In the records that come next, find every line with "this". Return those lines.

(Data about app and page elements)
Start of Block

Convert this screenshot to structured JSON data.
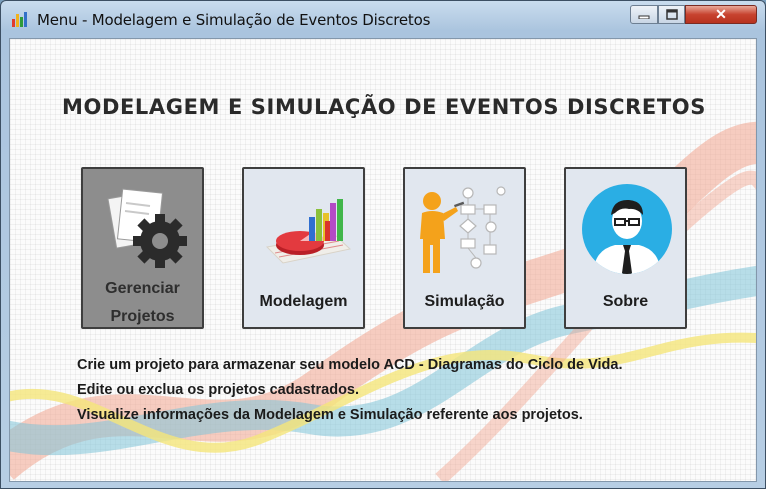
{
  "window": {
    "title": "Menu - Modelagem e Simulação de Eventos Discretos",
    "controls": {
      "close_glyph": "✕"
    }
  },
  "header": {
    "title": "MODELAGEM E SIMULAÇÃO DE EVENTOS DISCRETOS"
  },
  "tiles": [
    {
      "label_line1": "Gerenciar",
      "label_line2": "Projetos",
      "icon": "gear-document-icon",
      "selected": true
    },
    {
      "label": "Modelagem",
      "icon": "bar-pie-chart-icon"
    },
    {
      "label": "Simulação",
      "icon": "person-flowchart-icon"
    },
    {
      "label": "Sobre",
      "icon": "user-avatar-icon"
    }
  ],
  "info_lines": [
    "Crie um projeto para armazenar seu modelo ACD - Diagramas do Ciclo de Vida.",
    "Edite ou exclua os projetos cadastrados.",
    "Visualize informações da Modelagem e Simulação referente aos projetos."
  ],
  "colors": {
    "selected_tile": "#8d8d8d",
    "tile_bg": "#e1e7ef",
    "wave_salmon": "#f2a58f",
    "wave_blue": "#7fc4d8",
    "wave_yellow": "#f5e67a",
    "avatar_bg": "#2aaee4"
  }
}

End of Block
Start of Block

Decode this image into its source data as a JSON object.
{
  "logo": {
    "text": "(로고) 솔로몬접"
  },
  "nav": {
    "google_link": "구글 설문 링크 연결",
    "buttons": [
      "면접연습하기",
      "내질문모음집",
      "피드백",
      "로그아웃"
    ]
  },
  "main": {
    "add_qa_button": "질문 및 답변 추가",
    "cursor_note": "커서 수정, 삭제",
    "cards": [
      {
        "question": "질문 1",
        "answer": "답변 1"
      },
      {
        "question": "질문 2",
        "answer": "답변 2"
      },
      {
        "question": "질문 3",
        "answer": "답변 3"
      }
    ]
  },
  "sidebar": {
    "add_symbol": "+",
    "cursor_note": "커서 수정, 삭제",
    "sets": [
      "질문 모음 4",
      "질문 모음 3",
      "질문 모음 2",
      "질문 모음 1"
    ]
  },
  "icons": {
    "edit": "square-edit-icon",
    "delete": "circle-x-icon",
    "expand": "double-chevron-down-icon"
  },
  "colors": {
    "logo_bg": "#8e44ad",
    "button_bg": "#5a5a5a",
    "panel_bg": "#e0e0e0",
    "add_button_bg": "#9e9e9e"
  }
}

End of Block

## Reply to the exercise
Convert this screenshot to structured JSON data.
Decode this image into its source data as a JSON object.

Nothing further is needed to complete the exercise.